In a gesture of support and solidarity, the group began a small act of resistance that would create a big statement. One by one, rocks were piled up on the village boarder creating the only barrier between the village and the Zionist cowboy settlers. This is the second time that the small wall, only half a meter tall, was erected. The wall built last weekend was totally destroyed by the settlers, creating fear in the residents and frustration for those carrying huge, heavy stones under the midday sun.
This wall, unlike the Israeli Apartheid Wall, must not fall. Jubbet adh Dhib residents need a physical barrier not just to protect themselves, but also their land from further confiscation by the settlements. Land confiscation and settler attacks are on the rise across the West Bank and the story of Jubbet adh Dhib is unfortunately not unique.
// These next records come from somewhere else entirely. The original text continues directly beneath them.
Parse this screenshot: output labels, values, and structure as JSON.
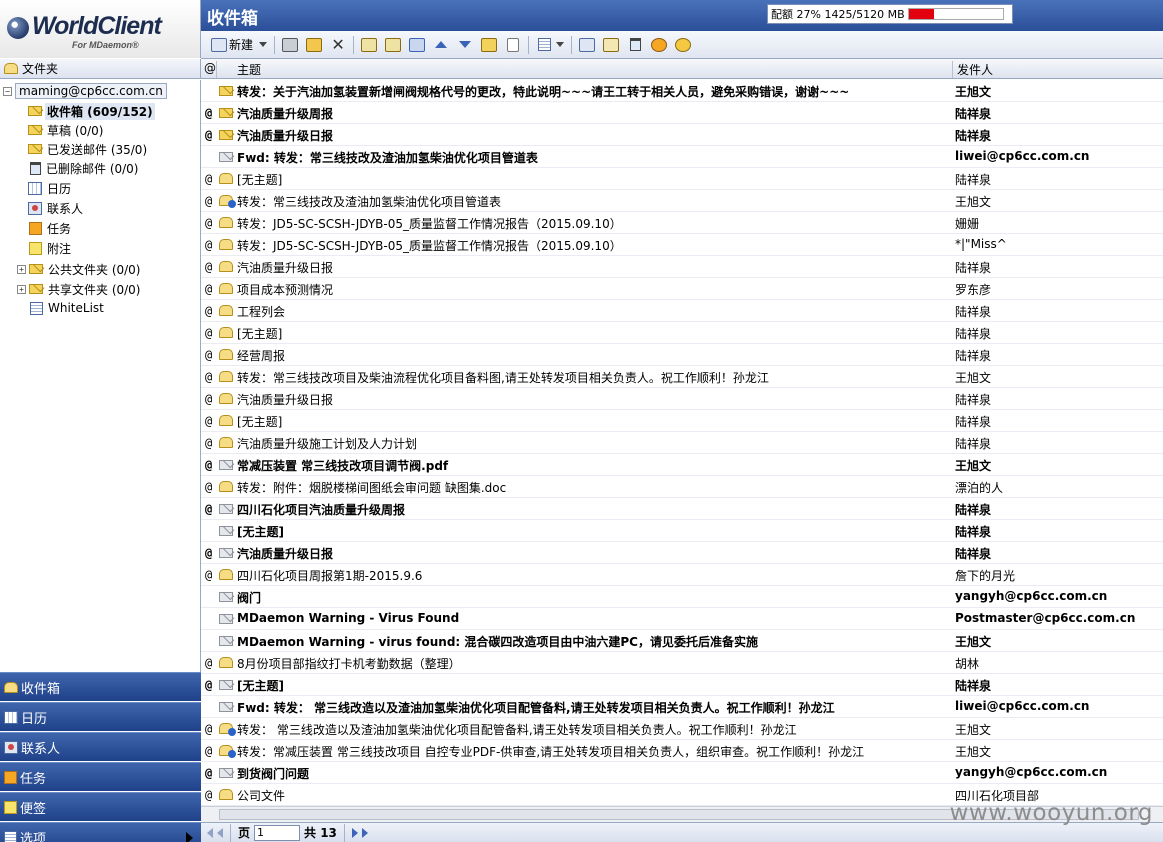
{
  "app": {
    "brand": "WorldClient",
    "brand_sub": "For MDaemon®"
  },
  "header": {
    "title": "收件箱"
  },
  "quota": {
    "label": "配额 27% 1425/5120 MB",
    "percent": 27
  },
  "toolbar": {
    "new_label": "新建"
  },
  "folder_pane": {
    "header": "文件夹",
    "account": "maming@cp6cc.com.cn",
    "folders": [
      {
        "label": "收件箱 (609/152)",
        "icon": "envelope-icon"
      },
      {
        "label": "草稿 (0/0)",
        "icon": "envelope-icon"
      },
      {
        "label": "已发送邮件 (35/0)",
        "icon": "envelope-icon"
      },
      {
        "label": "已删除邮件 (0/0)",
        "icon": "trash-icon"
      },
      {
        "label": "日历",
        "icon": "calendar-icon"
      },
      {
        "label": "联系人",
        "icon": "contacts-icon"
      },
      {
        "label": "任务",
        "icon": "tasks-icon"
      },
      {
        "label": "附注",
        "icon": "notes-icon"
      },
      {
        "label": "公共文件夹 (0/0)",
        "icon": "envelope-icon"
      },
      {
        "label": "共享文件夹 (0/0)",
        "icon": "envelope-icon"
      },
      {
        "label": "WhiteList",
        "icon": "list-icon"
      }
    ]
  },
  "nav": [
    {
      "label": "收件箱"
    },
    {
      "label": "日历"
    },
    {
      "label": "联系人"
    },
    {
      "label": "任务"
    },
    {
      "label": "便签"
    },
    {
      "label": "选项"
    }
  ],
  "list_header": {
    "attach": "@",
    "subject": "主题",
    "sender": "发件人"
  },
  "messages": [
    {
      "att": "",
      "status": "unread",
      "subject": "转发：关于汽油加氢装置新增闸阀规格代号的更改，特此说明~~~请王工转于相关人员，避免采购错误，谢谢~~~",
      "sender": "王旭文"
    },
    {
      "att": "@",
      "status": "unread",
      "subject": "汽油质量升级周报",
      "sender": "陆祥泉"
    },
    {
      "att": "@",
      "status": "unread",
      "subject": "汽油质量升级日报",
      "sender": "陆祥泉"
    },
    {
      "att": "",
      "status": "unread-grey",
      "subject": "Fwd: 转发：常三线技改及渣油加氢柴油优化项目管道表",
      "sender": "liwei@cp6cc.com.cn"
    },
    {
      "att": "@",
      "status": "read",
      "subject": "[无主题]",
      "sender": "陆祥泉"
    },
    {
      "att": "@",
      "status": "forwarded",
      "subject": "转发：常三线技改及渣油加氢柴油优化项目管道表",
      "sender": "王旭文"
    },
    {
      "att": "@",
      "status": "read",
      "subject": "转发：JD5-SC-SCSH-JDYB-05_质量监督工作情况报告（2015.09.10）",
      "sender": "姗姗"
    },
    {
      "att": "@",
      "status": "read",
      "subject": "转发：JD5-SC-SCSH-JDYB-05_质量监督工作情况报告（2015.09.10）",
      "sender": "*|\"Miss^"
    },
    {
      "att": "@",
      "status": "read",
      "subject": "汽油质量升级日报",
      "sender": "陆祥泉"
    },
    {
      "att": "@",
      "status": "read",
      "subject": "项目成本预测情况",
      "sender": "罗东彦"
    },
    {
      "att": "@",
      "status": "read",
      "subject": "工程列会",
      "sender": "陆祥泉"
    },
    {
      "att": "@",
      "status": "read",
      "subject": "[无主题]",
      "sender": "陆祥泉"
    },
    {
      "att": "@",
      "status": "read",
      "subject": "经营周报",
      "sender": "陆祥泉"
    },
    {
      "att": "@",
      "status": "read",
      "subject": "转发：常三线技改项目及柴油流程优化项目备料图,请王处转发项目相关负责人。祝工作顺利！孙龙江",
      "sender": "王旭文"
    },
    {
      "att": "@",
      "status": "read",
      "subject": "汽油质量升级日报",
      "sender": "陆祥泉"
    },
    {
      "att": "@",
      "status": "read",
      "subject": "[无主题]",
      "sender": "陆祥泉"
    },
    {
      "att": "@",
      "status": "read",
      "subject": "汽油质量升级施工计划及人力计划",
      "sender": "陆祥泉"
    },
    {
      "att": "@",
      "status": "unread-grey",
      "subject": "常减压装置 常三线技改项目调节阀.pdf",
      "sender": "王旭文"
    },
    {
      "att": "@",
      "status": "read",
      "subject": "转发：附件：烟脱楼梯间图纸会审问题 缺图集.doc",
      "sender": "漂泊的人"
    },
    {
      "att": "@",
      "status": "unread-grey",
      "subject": "四川石化项目汽油质量升级周报",
      "sender": "陆祥泉"
    },
    {
      "att": "",
      "status": "unread-grey",
      "subject": "[无主题]",
      "sender": "陆祥泉"
    },
    {
      "att": "@",
      "status": "unread-grey",
      "subject": "汽油质量升级日报",
      "sender": "陆祥泉"
    },
    {
      "att": "@",
      "status": "read",
      "subject": "四川石化项目周报第1期-2015.9.6",
      "sender": "詹下的月光"
    },
    {
      "att": "",
      "status": "unread-grey",
      "subject": "阀门",
      "sender": "yangyh@cp6cc.com.cn"
    },
    {
      "att": "",
      "status": "unread-grey",
      "subject": "MDaemon Warning - Virus Found",
      "sender": "Postmaster@cp6cc.com.cn"
    },
    {
      "att": "",
      "status": "unread-grey",
      "subject": "MDaemon Warning - virus found: 混合碳四改造项目由中油六建PC，请见委托后准备实施",
      "sender": "王旭文"
    },
    {
      "att": "@",
      "status": "read",
      "subject": "8月份项目部指纹打卡机考勤数据（整理）",
      "sender": "胡林"
    },
    {
      "att": "@",
      "status": "unread-grey",
      "subject": "[无主题]",
      "sender": "陆祥泉"
    },
    {
      "att": "",
      "status": "unread-grey",
      "subject": "Fwd: 转发： 常三线改造以及渣油加氢柴油优化项目配管备料,请王处转发项目相关负责人。祝工作顺利！孙龙江",
      "sender": "liwei@cp6cc.com.cn"
    },
    {
      "att": "@",
      "status": "forwarded",
      "subject": "转发： 常三线改造以及渣油加氢柴油优化项目配管备料,请王处转发项目相关负责人。祝工作顺利！孙龙江",
      "sender": "王旭文"
    },
    {
      "att": "@",
      "status": "forwarded",
      "subject": "转发：常减压装置 常三线技改项目 自控专业PDF-供审查,请王处转发项目相关负责人，组织审查。祝工作顺利！孙龙江",
      "sender": "王旭文"
    },
    {
      "att": "@",
      "status": "unread-grey",
      "subject": "到货阀门问题",
      "sender": "yangyh@cp6cc.com.cn"
    },
    {
      "att": "@",
      "status": "read",
      "subject": "公司文件",
      "sender": "四川石化项目部"
    }
  ],
  "pager": {
    "page_label": "页",
    "page_value": "1",
    "total_label": "共 13"
  },
  "watermark": "www.wooyun.org",
  "colors": {
    "title_bar": "#2a4f98",
    "nav": "#1f4189",
    "quota_fill": "#e3000f"
  }
}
So until the settlements are evacuated and Palestine gains its sovereignty, it is small acts such as these that both provide safety and a display of resistance.
Palestinian, Israeli, and international activists sought to repeat last week’s successful demonstration in Beit Ummar, Hebron District by blocking Road 60 leading from Bethlehem to Hebron. On Friday morning, demonstrators made their way from the center of the village to Road 60 where they attempted to block traffic to protest the continued theft of land from Beit Ummar and surrounding villages for the purpose of settlement expansion. Within minutes they were met by Israeli forces throwing sound grenades and tear gas in attempt to disperse the peaceful protest.
Soldiers began using excessive physical force towards both activists and journalists, breaking several cameras. As the activists began to return to the village, the army followed them, continuing to fire tear gas canisters at demonstrators. Of those who remained near Road 60, four were arrested, including Beit Ummar’s National Committee coordinator, Yousef Abu Maria, two Israelis, and an AP journalist. They were released later in the day.
After last week’s demonstration, a curfew was threatened for all of Beit Ummar if protests continued. Later in the week, the same commander led a raid of the home of Palestine Solidarity Project’s coordinators, Mousa Abu Maria and Bekah Wolfe, along with raiding the offices of their newest project, The Center for Freedom and Justice, where office equipment, including a computer and printer, were taken.
The second weekly demonstration against the recent construction of the Apartheid Wall was held Sunday afternoon in the village of Beit Jala. A crowd of 50 gathered at the top of the road leading to the recently bulldozed and leveled playgrounds and olive groves below. The demonstration, led by village residents holding signs of nonviolence, anti-Occupation and peace marched 200 meters before being met by Israeli Occupation Force (IOF) soldiers.
Despite the nonviolent nature of the demonstrators, the IOF responded with heavy force, throwing dozens of sound bombs onto the narrow, heavily populated road. The crowd was quickly dispersed but reassembled with greater determination. Protesters sat on the road, inching the soldiers backwards with their songs, chants and dialogue. Village leaders gave tri-lingual speeches, telling the story of the land, the history of the occupation and their hopes for the future.
After nearly one hour, the Popular Committee called the demonstration to a close. IOF made the provocative choice to drive their vehicles through the crowd, drawing strong emotions and a few rocks. This gave the IOF reason to respond with more violence, shooting tear gas and more sound bombs at demonstrators and village residents.
The fight against the Apartheid Wall in Beit Jala continues with demonstrations and legal battles. Currently, the validity of the land confiscation permit is being challenged in the courts, delaying further construction for a few weeks more.